Collected data
****************

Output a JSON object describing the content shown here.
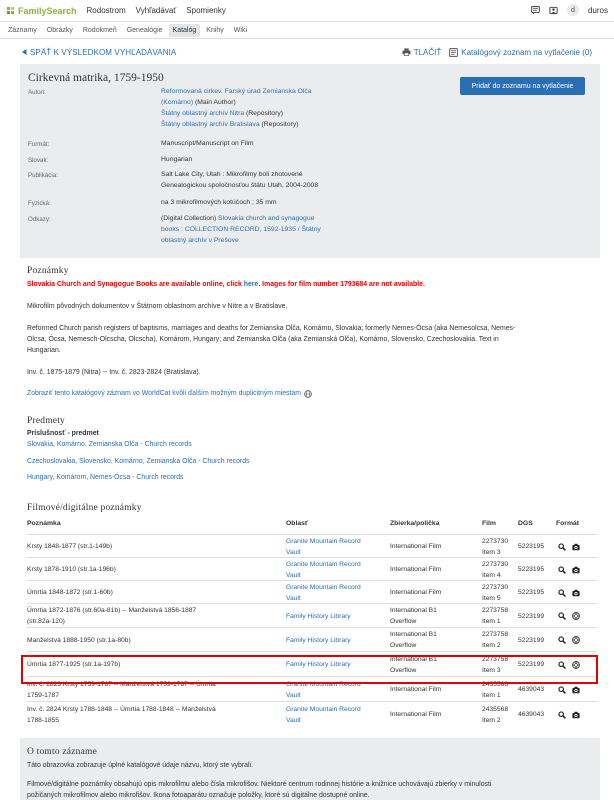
{
  "header": {
    "logo": "FamilySearch",
    "nav": [
      "Rodostrom",
      "Vyhľadávať",
      "Spomienky"
    ],
    "user": "duros",
    "avatar_letter": "d"
  },
  "subnav": {
    "tabs": [
      "Záznamy",
      "Obrázky",
      "Rodokmeň",
      "Genealógie",
      "Katalóg",
      "Knihy",
      "Wiki"
    ],
    "active": "Katalóg"
  },
  "actions": {
    "back": "SPÄŤ K VÝSLEDKOM VYHĽADÁVANIA",
    "print": "TLAČIŤ",
    "print_list": "Katalógový zoznam na vytlačenie (0)"
  },
  "record": {
    "title": "Cirkevná matrika, 1759-1950",
    "add_button": "Pridať do zoznamu na vytlačenie",
    "authors_label": "Autori:",
    "authors": [
      {
        "name": "Reformovaná cirkev. Farský úrad Zemianska Olča",
        "name2": "(Komárno)",
        "role": "(Main Author)"
      },
      {
        "name": "Štátny oblastný archív Nitra",
        "role": "(Repository)"
      },
      {
        "name": "Štátny oblastný archív Bratislava",
        "role": "(Repository)"
      }
    ],
    "format_label": "Formát:",
    "format": "Manuscript/Manuscript on Film",
    "language_label": "Slovak:",
    "language": "Hungarian",
    "publication_label": "Publikácia:",
    "publication_1": "Salt Lake City, Utah : Mikrofilmy boli zhotovené",
    "publication_2": "Genealogickou spoločnosťou štátu Utah, 2004-2008",
    "physical_label": "Fyzická:",
    "physical": "na 3 mikrofilmových kotúčoch ; 35 mm",
    "references_label": "Odkazy:",
    "ref_prefix": "(Digital Collection)",
    "ref_link_1": "Slovakia church and synagogue",
    "ref_link_2": "books : COLLECTION RECORD, 1592-1935 / Štátny",
    "ref_link_3": "oblastný archív v Prešove"
  },
  "notes": {
    "heading": "Poznámky",
    "red_1": "Slovakia Church and Synagogue Books are available online, click",
    "red_link": "here",
    "red_2": ". Images for film number 1793684 are not available.",
    "p1": "Mikrofilm pôvodných dokumentov v Štátnom oblastnom archíve v Nitre a v Bratislave.",
    "p2_1": "Reformed Church parish registers of baptisms, marriages and deaths for Zemianska Olča, Komárno, Slovakia; formerly Nemes-Ócsa (aka Nemesolcsa, Nemes-",
    "p2_2": "Olcsa, Ócsa, Nemesch-Olcscha, Olcscha), Komárom, Hungary; and Zemianska Olča (aka Zemianská Olča), Komárno, Slovensko, Czechoslovakia. Text in",
    "p2_3": "Hungarian.",
    "p3": "Inv. č. 1875-1879 (Nitra) -- Inv. č. 2823-2824 (Bratislava).",
    "worldcat": "Zobraziť tento katalógový záznam vo WorldCat kvôli ďalším možným duplicitným miestam"
  },
  "subjects": {
    "heading": "Predmety",
    "subheading": "Príslušnosť - predmet",
    "items": [
      "Slovakia, Komárno, Zemianska Olča - Church records",
      "Czechoslovakia, Slovensko, Komárno, Zemianska Olča - Church records",
      "Hungary, Komárom, Nemes-Ócsa - Church records"
    ]
  },
  "films": {
    "heading": "Filmové/digitálne poznámky",
    "columns": [
      "Poznámka",
      "Oblasť",
      "Zbierka/polička",
      "Film",
      "DGS",
      "Formát"
    ],
    "rows": [
      {
        "note": [
          "Krsty 1848-1877 (str.1-149b)"
        ],
        "area": [
          "Granite Mountain Record",
          "Vault"
        ],
        "coll": [
          "International Film"
        ],
        "film": [
          "2273730",
          "Item 3"
        ],
        "dgs": "5223195",
        "fmt": "camera"
      },
      {
        "note": [
          "Krsty 1878-1910 (str.1a-196b)"
        ],
        "area": [
          "Granite Mountain Record",
          "Vault"
        ],
        "coll": [
          "International Film"
        ],
        "film": [
          "2273730",
          "Item 4"
        ],
        "dgs": "5223195",
        "fmt": "camera"
      },
      {
        "note": [
          "Úmrtia 1848-1872 (str.1-60b)"
        ],
        "area": [
          "Granite Mountain Record",
          "Vault"
        ],
        "coll": [
          "International Film"
        ],
        "film": [
          "2273730",
          "Item 5"
        ],
        "dgs": "5223195",
        "fmt": "camera"
      },
      {
        "note": [
          "Úmrtia 1872-1876 (str.60a-81b) -- Manželstvá 1856-1887",
          "(str.82a-120)"
        ],
        "area": [
          "Family History Library"
        ],
        "coll": [
          "International B1",
          "Overflow"
        ],
        "film": [
          "2273758",
          "Item 1"
        ],
        "dgs": "5223199",
        "fmt": "reel"
      },
      {
        "note": [
          "Manželstvá 1888-1950 (str.1a-80b)"
        ],
        "area": [
          "Family History Library"
        ],
        "coll": [
          "International B1",
          "Overflow"
        ],
        "film": [
          "2273758",
          "Item 2"
        ],
        "dgs": "5223199",
        "fmt": "reel"
      },
      {
        "note": [
          "Úmrtia 1877-1925 (str.1a-197b)"
        ],
        "area": [
          "Family History Library"
        ],
        "coll": [
          "International B1",
          "Overflow"
        ],
        "film": [
          "2273758",
          "Item 3"
        ],
        "dgs": "5223199",
        "fmt": "reel"
      },
      {
        "note": [
          "Inv. č. 2823 Krsty 1759-1787 -- Manželstvá 1759-1787 -- Úmrtia",
          "1759-1787"
        ],
        "area": [
          "Granite Mountain Record",
          "Vault"
        ],
        "coll": [
          "International Film"
        ],
        "film": [
          "2435568",
          "Item 1"
        ],
        "dgs": "4639043",
        "fmt": "camera"
      },
      {
        "note": [
          "Inv. č. 2824 Krsty 1788-1848 -- Úmrtia 1788-1848 -- Manželstvá",
          "1788-1855"
        ],
        "area": [
          "Granite Mountain Record",
          "Vault"
        ],
        "coll": [
          "International Film"
        ],
        "film": [
          "2435568",
          "Item 2"
        ],
        "dgs": "4639043",
        "fmt": "camera"
      }
    ]
  },
  "about": {
    "heading": "O tomto zázname",
    "p1": "Táto obrazovka zobrazuje úplné katalógové údaje názvu, ktorý ste vybrali.",
    "p2_1": "Filmové/digitálne poznámky obsahujú opis mikrofilmu alebo čísla mikrofišov. Niektoré centrum rodinnej histórie a knižnice uchovávajú zbierky v minulosti",
    "p2_2": "požičaných mikrofilmov alebo mikrofišov. Ikona fotoaparátu označuje položky, ktoré sú digitálne dostupné online."
  },
  "colors": {
    "accent": "#2a6fb5",
    "logo_green": "#8cb43c",
    "alert_red": "#e00000",
    "highlight_border": "#e30000",
    "panel_gray": "#eaecee"
  }
}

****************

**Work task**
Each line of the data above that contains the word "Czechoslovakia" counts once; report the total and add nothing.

**Answer to the problem**
2